Charles Lutwidge Dodgson is born in Daresbury, England to first cousins Charles and Frances Lutwidge Dodgson. He is the third of their eleven children.
Charles attends the Rugby School in Warwickshire, a boys' boarding school.
Charles enrolls at Christ Church College at Oxford University. Two days after he starts at Oxford, he receives news that his mother has died of a brain inflammation.
Dodgson is named a Student of Christ Church. An Oxford Studentship - like a fellowship - awards outstanding scholars an annual stipend to support their studies. Dodgson's Studentship lasts until his death 46 years later.
Charles Dodgson graduates from Oxford with First Class Honors in Mathematics and Second Class Honors in Classics. He stays on at Christ Church for graduate studies.
The Rev. Henry Liddell becomes dean of Christ Church College. The appointment is significant in Carroll's personal and professional life. Liddell makes Carroll a lecturer at Christ Church, and introduces him to his family, including his young daughter Alice.
Dodgson takes up photography, then a difficult and time-consuming hobby. He devotes much of the next 24 years to mastering the art.
Dodgson receives his master's degree from Oxford.
Dodgson is ordained a deacon in the Church of England. As part of his orders, he takes a vow of celibacy.
While on a summer boating trip with Alice Liddell and her sisters, Dodgson makes up a story for the sisters about a little girl named Alice who goes on fantastic adventures.
After presenting Alice Liddell with a handwritten copy of the book she inspired, Dodgson publishes Alice's Adventures in Wonderland under the pen name Lewis Carroll. The book is immediately successful, with Alice stationery and other merchandise appearing soon after its publication.
On his only trip abroad, Dodgson travels to Russia. His journal of the voyage is published posthumously as Russian Journal.
Dodgson's father dies. Dodgson is depressed for several years after his father's death. He purchases a house for his unmarried sisters in Guildford, England.
Dodgson publishes a book of trippy poems that appears under two different titles: Phantasmagoria and Rhyme? And Reason?
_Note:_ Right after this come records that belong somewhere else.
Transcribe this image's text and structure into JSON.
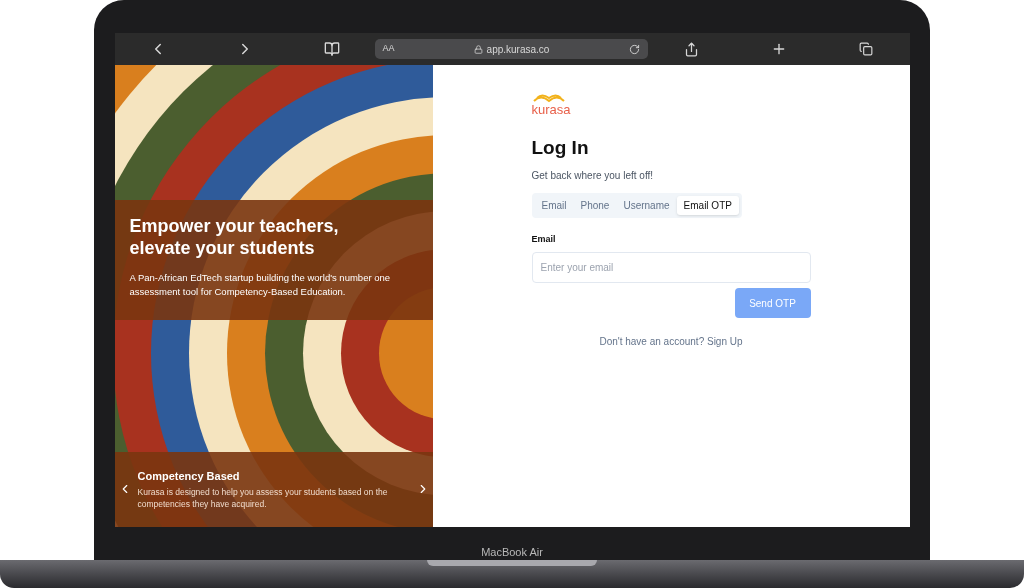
{
  "device": {
    "label": "MacBook Air"
  },
  "browser": {
    "text_size_button": "AA",
    "url": "app.kurasa.co"
  },
  "hero": {
    "title": "Empower your teachers, elevate your students",
    "description": "A Pan-African EdTech startup building the world's number one assessment tool for Competency-Based Education."
  },
  "carousel": {
    "title": "Competency Based",
    "description": "Kurasa is designed to help you assess your students based on the competencies they have acquired."
  },
  "logo": {
    "text": "kurasa"
  },
  "login": {
    "title": "Log In",
    "subtitle": "Get back where you left off!",
    "tabs": [
      {
        "label": "Email",
        "selected": false
      },
      {
        "label": "Phone",
        "selected": false
      },
      {
        "label": "Username",
        "selected": false
      },
      {
        "label": "Email OTP",
        "selected": true
      }
    ],
    "field_label": "Email",
    "placeholder": "Enter your email",
    "submit": {
      "label": "Send OTP",
      "disabled": true
    },
    "signup_text": "Don't have an account? Sign Up"
  }
}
Dodgson, as Carroll, publishes a sequel to Alice's Adventures entitled Through the Looking Glass and What Alice Found There.
Dodgson, under the name of Carroll, publishes the nonsense poem The Hunting of the Snark. It is considered his last significant piece of nonsense fiction writing.
Dodgson publishes a book arguing for the superiority of the mathematician Euclid. True to Dodgson's style, the book is a blend of solid mathematical theory and a whimsical dialogue between two fictional narrators. It is published under his real name.
After taking his last photograph on 15 July, Dodgson quits photography, the hobby he has mastered over 24 years. No one knows why.
Dodgson resigns from his position as a mathematics lecturer at Christ Church. He remains affiliated with the college.
Dodgson takes an administrative position as Curator of the Christ Church Common Room.
Dodgson writes a series of magazine pieces for The Monthly Packet magazine that he called "knots." The tales, a combination of humor story and mathematical puzzles, are published together in a book called A Tangled Tale.
Dodgson resigns from his position as Common Room Curator.
Dodgson, as Carroll, publishes his last work of fiction, a two-part novel called Sylvie and Bruno. The confusing and unusual book is unpopular with readers.
Dodgson publishes the first of an important two-part treatise on logic called Symbolic Logic. It is the last thing published during his lifetime.
Dodgson dies of pneumonia at his sisters' home in Guildford. He is buried at Mount Cemetery in Guildford. The second part of his Symbolic Logic is published after his death.